Work task | Look through the records and copy each line that has "JSON" in it.

────────────────

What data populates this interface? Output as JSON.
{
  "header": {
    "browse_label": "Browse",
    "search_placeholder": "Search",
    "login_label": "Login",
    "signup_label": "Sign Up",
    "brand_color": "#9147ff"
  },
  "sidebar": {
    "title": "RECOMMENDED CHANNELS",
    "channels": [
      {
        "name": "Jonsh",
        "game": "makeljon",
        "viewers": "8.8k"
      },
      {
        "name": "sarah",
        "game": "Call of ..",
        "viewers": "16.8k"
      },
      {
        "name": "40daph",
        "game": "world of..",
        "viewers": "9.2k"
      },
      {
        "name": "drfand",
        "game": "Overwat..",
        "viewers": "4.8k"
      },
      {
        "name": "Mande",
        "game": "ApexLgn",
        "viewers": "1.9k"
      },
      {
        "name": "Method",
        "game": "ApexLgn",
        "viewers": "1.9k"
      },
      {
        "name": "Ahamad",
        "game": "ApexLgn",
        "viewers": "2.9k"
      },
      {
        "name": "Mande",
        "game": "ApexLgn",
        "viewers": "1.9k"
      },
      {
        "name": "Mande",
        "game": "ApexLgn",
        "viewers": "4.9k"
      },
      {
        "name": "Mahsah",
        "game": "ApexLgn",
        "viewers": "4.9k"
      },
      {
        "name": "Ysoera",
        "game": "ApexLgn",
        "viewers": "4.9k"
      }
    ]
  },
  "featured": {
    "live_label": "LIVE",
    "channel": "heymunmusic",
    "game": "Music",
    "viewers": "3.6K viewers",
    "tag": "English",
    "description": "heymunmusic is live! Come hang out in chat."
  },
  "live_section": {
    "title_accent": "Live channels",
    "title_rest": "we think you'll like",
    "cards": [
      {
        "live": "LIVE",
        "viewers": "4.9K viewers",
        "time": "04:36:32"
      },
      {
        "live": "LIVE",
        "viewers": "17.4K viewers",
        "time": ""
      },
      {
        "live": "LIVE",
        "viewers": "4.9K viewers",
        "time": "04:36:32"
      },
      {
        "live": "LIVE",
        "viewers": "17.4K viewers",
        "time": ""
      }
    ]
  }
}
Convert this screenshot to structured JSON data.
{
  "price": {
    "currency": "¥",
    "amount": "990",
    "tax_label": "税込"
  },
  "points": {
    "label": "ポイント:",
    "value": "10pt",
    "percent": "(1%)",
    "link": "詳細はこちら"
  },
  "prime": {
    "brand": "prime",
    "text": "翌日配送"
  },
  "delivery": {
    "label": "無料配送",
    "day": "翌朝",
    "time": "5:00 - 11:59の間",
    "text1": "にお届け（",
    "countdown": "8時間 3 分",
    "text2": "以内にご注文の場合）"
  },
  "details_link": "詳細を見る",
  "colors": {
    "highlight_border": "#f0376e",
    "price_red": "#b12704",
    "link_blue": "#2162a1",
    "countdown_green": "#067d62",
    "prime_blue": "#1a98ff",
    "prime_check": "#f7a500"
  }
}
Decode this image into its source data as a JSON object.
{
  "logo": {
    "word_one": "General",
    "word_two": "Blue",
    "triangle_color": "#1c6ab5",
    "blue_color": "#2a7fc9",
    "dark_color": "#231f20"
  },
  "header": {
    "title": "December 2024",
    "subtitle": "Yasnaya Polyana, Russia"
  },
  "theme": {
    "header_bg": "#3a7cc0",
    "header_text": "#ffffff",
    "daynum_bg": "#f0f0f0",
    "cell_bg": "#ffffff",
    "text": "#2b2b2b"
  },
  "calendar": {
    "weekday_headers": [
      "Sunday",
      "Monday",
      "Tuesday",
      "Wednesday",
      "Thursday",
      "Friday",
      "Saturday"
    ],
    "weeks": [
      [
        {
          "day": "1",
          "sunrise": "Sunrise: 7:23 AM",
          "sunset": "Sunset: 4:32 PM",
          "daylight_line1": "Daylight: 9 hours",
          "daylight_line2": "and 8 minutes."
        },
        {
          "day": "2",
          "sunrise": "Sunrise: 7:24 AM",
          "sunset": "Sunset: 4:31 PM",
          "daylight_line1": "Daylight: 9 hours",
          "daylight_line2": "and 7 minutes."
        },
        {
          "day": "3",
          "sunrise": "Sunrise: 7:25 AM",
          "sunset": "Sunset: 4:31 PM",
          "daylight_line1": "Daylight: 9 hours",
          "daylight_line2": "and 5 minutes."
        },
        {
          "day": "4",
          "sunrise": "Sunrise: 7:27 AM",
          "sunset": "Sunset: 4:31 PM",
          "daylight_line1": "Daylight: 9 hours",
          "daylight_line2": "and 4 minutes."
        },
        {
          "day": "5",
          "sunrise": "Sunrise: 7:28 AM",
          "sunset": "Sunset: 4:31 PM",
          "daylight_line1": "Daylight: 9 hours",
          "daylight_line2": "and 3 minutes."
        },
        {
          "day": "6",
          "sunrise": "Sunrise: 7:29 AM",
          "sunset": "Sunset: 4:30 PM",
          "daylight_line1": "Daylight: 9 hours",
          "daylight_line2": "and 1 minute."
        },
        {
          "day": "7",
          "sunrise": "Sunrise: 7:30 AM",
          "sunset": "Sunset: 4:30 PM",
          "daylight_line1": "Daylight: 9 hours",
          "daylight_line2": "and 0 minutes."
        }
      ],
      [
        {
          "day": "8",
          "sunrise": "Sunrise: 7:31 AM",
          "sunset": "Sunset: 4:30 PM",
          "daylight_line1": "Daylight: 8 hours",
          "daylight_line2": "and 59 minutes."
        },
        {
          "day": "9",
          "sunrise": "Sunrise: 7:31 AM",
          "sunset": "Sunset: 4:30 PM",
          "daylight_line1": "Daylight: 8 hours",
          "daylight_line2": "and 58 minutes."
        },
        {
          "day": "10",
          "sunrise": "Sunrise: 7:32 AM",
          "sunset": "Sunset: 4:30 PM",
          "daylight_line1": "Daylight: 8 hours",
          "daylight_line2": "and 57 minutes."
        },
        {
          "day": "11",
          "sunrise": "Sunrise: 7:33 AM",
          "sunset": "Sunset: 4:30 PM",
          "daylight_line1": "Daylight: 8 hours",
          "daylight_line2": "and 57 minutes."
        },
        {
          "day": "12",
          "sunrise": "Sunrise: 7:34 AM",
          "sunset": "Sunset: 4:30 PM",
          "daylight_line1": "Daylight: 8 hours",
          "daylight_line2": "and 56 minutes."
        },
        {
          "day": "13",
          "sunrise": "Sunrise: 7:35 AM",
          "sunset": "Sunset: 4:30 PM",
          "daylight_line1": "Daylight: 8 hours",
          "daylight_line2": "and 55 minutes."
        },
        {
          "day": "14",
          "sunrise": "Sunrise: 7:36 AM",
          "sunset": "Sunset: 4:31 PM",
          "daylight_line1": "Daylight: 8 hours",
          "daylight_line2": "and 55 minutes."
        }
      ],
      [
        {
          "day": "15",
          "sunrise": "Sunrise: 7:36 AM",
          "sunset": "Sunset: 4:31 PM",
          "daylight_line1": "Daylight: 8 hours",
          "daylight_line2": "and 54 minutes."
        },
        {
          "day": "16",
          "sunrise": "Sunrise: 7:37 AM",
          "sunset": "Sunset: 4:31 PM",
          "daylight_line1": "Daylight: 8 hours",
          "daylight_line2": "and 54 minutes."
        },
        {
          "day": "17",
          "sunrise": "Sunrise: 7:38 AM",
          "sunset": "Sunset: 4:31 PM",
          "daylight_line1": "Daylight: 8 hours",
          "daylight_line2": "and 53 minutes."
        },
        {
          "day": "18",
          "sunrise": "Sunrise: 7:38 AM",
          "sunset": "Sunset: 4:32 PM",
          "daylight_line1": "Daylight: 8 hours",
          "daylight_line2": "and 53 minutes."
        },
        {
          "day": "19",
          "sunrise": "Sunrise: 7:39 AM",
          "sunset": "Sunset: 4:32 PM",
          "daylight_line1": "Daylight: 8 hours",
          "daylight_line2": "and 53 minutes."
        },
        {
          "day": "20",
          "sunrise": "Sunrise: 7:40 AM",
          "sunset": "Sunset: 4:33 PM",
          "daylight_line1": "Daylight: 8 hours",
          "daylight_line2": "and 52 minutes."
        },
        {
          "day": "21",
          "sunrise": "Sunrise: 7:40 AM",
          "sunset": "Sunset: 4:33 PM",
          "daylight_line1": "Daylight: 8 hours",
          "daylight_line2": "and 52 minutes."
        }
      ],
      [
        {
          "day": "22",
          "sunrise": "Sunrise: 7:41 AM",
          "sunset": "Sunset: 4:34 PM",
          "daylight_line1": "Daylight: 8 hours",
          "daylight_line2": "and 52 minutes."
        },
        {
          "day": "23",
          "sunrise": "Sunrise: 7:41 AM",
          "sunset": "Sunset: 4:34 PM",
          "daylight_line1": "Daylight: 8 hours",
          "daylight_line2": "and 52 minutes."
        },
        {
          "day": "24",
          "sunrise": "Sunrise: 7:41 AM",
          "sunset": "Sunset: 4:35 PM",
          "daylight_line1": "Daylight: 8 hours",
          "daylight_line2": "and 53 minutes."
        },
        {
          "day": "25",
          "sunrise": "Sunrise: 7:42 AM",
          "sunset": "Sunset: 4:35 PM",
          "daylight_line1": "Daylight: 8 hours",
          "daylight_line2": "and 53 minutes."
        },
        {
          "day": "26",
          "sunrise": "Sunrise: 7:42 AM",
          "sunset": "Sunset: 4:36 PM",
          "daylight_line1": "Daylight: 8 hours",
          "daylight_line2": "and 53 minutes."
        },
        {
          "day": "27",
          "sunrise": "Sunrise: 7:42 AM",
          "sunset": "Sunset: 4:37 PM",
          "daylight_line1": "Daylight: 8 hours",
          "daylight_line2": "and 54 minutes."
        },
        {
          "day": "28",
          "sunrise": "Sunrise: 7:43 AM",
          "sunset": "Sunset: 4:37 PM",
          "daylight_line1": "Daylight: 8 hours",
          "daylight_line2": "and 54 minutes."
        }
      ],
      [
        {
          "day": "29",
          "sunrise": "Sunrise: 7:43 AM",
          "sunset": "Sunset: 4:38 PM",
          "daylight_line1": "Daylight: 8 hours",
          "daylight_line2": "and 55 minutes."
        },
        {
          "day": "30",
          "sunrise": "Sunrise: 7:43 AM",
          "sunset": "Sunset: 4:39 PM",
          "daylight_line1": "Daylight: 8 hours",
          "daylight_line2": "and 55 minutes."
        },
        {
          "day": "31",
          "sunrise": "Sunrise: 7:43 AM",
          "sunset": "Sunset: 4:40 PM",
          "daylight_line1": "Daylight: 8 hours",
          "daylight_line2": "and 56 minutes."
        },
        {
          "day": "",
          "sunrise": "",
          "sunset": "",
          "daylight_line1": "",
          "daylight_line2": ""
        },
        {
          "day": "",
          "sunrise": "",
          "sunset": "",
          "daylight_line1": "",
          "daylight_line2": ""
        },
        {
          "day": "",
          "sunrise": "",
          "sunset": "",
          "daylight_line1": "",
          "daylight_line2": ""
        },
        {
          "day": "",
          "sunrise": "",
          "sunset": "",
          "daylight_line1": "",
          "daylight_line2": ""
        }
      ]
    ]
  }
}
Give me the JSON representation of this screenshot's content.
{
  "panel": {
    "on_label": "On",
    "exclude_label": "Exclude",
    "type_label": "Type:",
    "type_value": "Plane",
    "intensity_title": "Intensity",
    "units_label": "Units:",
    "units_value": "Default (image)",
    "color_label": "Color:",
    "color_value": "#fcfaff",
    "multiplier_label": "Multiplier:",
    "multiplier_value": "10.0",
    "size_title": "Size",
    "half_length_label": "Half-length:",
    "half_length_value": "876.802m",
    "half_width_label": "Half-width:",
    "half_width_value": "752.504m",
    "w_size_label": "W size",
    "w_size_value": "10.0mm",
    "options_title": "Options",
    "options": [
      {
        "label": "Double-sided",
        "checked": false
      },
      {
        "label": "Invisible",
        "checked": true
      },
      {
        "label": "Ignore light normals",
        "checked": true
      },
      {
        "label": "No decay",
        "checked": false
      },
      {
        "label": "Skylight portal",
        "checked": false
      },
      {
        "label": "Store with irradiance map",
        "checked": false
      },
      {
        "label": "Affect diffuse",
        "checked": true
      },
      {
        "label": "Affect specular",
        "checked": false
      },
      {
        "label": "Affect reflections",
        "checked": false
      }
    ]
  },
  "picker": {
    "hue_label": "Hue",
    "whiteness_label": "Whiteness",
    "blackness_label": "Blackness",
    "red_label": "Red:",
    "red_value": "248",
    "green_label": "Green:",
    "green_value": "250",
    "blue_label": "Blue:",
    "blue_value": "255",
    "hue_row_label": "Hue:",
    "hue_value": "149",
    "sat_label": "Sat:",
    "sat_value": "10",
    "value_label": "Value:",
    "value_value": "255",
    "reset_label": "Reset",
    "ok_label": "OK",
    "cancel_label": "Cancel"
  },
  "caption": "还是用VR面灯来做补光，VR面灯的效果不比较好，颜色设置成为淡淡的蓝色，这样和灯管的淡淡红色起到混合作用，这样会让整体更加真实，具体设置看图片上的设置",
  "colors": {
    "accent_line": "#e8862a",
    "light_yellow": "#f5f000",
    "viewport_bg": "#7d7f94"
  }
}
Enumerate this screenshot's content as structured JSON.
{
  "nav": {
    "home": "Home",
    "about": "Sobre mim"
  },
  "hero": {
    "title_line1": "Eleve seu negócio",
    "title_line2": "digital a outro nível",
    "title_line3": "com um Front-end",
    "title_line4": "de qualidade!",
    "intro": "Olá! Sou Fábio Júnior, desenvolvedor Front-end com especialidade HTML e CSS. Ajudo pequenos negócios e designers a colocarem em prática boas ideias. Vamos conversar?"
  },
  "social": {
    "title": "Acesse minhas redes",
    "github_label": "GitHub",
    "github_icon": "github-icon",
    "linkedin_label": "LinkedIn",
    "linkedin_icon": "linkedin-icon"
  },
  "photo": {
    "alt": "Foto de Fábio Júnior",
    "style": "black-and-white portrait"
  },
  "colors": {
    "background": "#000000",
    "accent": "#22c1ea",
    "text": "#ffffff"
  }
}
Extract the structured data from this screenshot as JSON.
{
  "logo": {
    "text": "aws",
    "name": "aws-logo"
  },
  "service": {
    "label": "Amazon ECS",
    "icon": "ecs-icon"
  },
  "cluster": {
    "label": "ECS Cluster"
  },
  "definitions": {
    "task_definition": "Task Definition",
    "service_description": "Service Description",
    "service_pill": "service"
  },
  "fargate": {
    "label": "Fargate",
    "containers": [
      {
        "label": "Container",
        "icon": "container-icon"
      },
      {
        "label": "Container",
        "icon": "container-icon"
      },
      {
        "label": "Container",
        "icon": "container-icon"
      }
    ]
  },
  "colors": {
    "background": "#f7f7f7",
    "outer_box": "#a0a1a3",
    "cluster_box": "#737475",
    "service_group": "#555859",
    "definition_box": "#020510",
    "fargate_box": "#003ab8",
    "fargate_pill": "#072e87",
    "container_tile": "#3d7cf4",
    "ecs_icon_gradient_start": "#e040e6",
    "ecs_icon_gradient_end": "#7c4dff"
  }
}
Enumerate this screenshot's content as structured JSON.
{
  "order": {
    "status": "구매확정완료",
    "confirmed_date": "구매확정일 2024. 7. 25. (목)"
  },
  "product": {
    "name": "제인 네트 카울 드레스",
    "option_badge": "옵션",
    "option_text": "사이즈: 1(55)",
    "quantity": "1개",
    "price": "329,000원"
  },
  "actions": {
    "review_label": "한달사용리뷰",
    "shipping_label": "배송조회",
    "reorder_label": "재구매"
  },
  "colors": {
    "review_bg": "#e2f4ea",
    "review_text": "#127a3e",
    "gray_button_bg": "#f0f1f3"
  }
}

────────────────

Output of the exercise |
What data populates this interface? Output as JSON.
Convert this screenshot to structured JSON data.
Decode this image into its source data as a JSON object.
Give me the JSON representation of this screenshot's content.
Enumerate this screenshot's content as structured JSON.
Extract the structured data from this screenshot as JSON.
Enumerate this screenshot's content as structured JSON.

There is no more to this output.